To recapitulate, we have seen that the ad bellum requirements of proportionality and reasonable chance of success sometimes yield the conclusion that a belligerent must prematurely end a war which it was all-things considered justified to wage in the first instance. So does the requirement of discrimination, which insists that combatants not target innocent civilians. Suppose, for example, that A justly starts a war at t1 and can win its war by targeting only military objectives. At t2, however, the enemy has procured weapons which A’s forces cannot counter, and the only way for A to win its war is by deliberately targeting civilian populations. Under those circumstances, A is under aprima facie obligation to stop.

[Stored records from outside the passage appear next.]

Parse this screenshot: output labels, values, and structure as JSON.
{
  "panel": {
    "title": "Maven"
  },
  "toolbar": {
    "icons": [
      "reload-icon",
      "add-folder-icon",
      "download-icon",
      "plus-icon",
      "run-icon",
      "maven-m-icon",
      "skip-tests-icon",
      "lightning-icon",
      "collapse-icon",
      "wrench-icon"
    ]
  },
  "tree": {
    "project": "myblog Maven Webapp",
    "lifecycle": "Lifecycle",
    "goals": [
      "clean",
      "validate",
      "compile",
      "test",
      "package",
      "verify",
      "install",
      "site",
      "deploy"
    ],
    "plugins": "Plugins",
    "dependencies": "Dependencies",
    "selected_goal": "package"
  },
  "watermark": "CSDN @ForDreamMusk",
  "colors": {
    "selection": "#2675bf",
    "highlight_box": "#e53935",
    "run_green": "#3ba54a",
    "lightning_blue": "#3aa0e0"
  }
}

The obligation is only prima facie however because there is one, very restricted case where the deliberate targeting of innocent civilian populations is morally justified: where it is a necessary means to adverting a grave evil such as mass extinction, genocide, and mass enslavement. (Or so I argue in CW, s.7.2.) If targeting would be morally justified at t1 on such grounds, then it is morally justified at t2.